Discipline: Nanoscience or Materials Science
Subcategory: Materials Science
Milan Rede - FAMU-FSU College of Engineering
Co-Author(s): Alamgir Hossain, FAMU-FSU College of Engineering, Tallahassee, FL; , Mehul Tank, FAMU-FSU College of Engineering, Tallahassee, FL; Marissa Dickerson, FAMU-FSU College of Engineering, Tallahassee, FL; Dr. Rebecca Sweat, High Performance Materials Institute, Tallahassee, FL; Dr. Subramanian Ramakrishnan, FAMU-FSU College of Engineering, Tallahassee, FL
Over the past decade, there has been significant interest in the additive manufacturing of thermosetting resin composites. There are issues associated with functionality of the composite, toughness, conductivity, and mechanical properties of the printed structure due to its standard processing techniques. By optimizing the printing parameters via direct ink writing, lightweight composite materials can be engineered with enhanced properties, so they can be used in applications such as electromagnetic shielding materials, heat sinks, and thermal interface materials because they can enhance the thermal coupling between two materials.EPON 862 resin was mixed at varied weight concentrations (10%, 11%, 13%, 15%, 16%, 17%, and 18%) reduced graphene oxide (RGO) fillers along with curing agent, EPIKURE W using the THINKY machine. The rheology of each sample was tested to see the effect of filler concentration on the modulus, viscosity, and yield stress/strain of the samples. Then, the 15 wt% and 18 wt% RGO inks were transferred to a syringe and 3D printed at 10mm/s and 40mm/s. After printing, the samples were cured at 121C for 1 hour and then at 177C for 2 hours. The thermal conductivities and mechanical properties were then measured using LFA (Laser Flash Analysis) and DMA (Dynamic Mechanical Analysis). The thermal conductivities of 15wt% reduced graphene oxide (RGO) samples printed at speeds of 10mm/s and 40mm/s were measured to determine the effect of shear on the thermal conductivity. The thermal conductivity of the samples printed at 10mm/s were ~1.61W/mK at room temperature and 1.29 W/mK at 100C. When printed at 40mm/s were 1.73W/mK at room temperature and 1.41 W/mK at 100C. Additionally, 18wt% GNP samples were printed at 10mm/s and the thermal conductivity was tested to explore the effect of filler concentration on the thermal conductivity of the composite. The thermal conductivity of the samples at 18wt% were ~2.17 W/mK at room temperature and 1.79 W/mK at 100C. The results show as print speed increases, the thermal conductivity increases. This increase is most likely due to the alignment of the particles. DMA results showed an increase in Tg (glass transition temperature) at 40mm/s compared to 10mm/s print speed, due to the alignment of the filler particles reinforcing the strength of the material by restricting the polymer chains at higher temperatures. Further experiments are being done to measure the mechanical properties of the samples and investigate the effect of shear on the tensile strength of the composite. Extrusion-based AM can be used to produce thermoset resin-filler composites with enhanced thermal properties and toughness at loading levels well above the percolation threshold. The design rules for processing novel lightweight composite structures with tailored properties are established. Reference: Haney, R. et al. Printability and Performance of 3D Conductive Graphite Structures. Additive Manufacturing 2021.

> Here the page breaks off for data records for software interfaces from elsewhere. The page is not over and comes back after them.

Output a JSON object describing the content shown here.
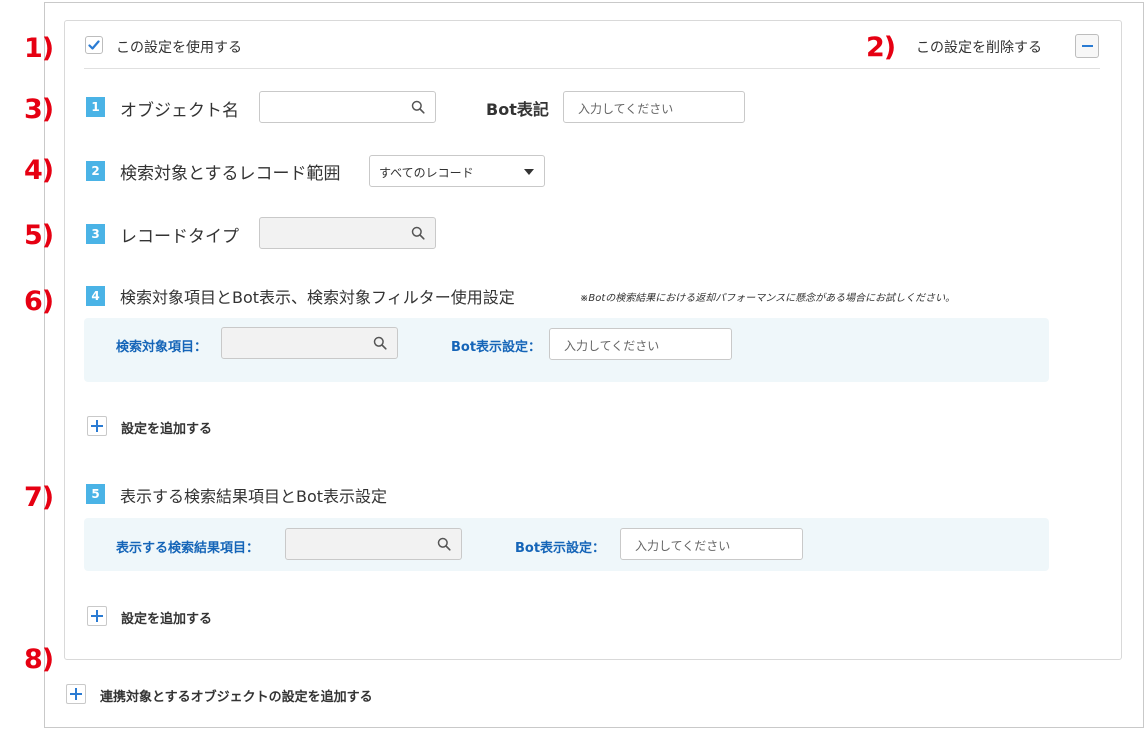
{
  "markers": [
    "1)",
    "2)",
    "3)",
    "4)",
    "5)",
    "6)",
    "7)",
    "8)"
  ],
  "header": {
    "use_setting_label": "この設定を使用する",
    "use_setting_checked": true,
    "delete_setting_label": "この設定を削除する"
  },
  "steps": [
    {
      "number": "1",
      "title": "オブジェクト名",
      "bot_label": "Bot表記",
      "bot_placeholder": "入力してください"
    },
    {
      "number": "2",
      "title": "検索対象とするレコード範囲",
      "select_value": "すべてのレコード"
    },
    {
      "number": "3",
      "title": "レコードタイプ"
    },
    {
      "number": "4",
      "title": "検索対象項目とBot表示、検索対象フィルター使用設定",
      "note": "※Botの検索結果における返却パフォーマンスに懸念がある場合にお試しください。",
      "field_label": "検索対象項目：",
      "bot_field_label": "Bot表示設定：",
      "bot_placeholder": "入力してください",
      "add_label": "設定を追加する"
    },
    {
      "number": "5",
      "title": "表示する検索結果項目とBot表示設定",
      "field_label": "表示する検索結果項目：",
      "bot_field_label": "Bot表示設定：",
      "bot_placeholder": "入力してください",
      "add_label": "設定を追加する"
    }
  ],
  "footer": {
    "add_object_label": "連携対象とするオブジェクトの設定を追加する"
  },
  "icons": {
    "search": "search-icon",
    "check": "checkmark-icon",
    "minus": "minus-icon",
    "plus": "plus-icon",
    "dropdown": "caret-down-icon"
  },
  "colors": {
    "marker": "#e60012",
    "step_badge": "#4ab3e6",
    "field_label": "#1565b8",
    "accent": "#2a7bd3",
    "subpanel_bg": "#eff7fa"
  }
}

Funder Acknowledgement(s): This study is funded by NSF FAMU CREST award #1735968
Faculty Advisor: Dr. Subramanian Ramakrishnan, firstname.lastname@example.org
Role: I prepared the ink samples for the various RGO weight concentrations, I 3D printed the samples, and I did the thermal conductivity and rheology tests.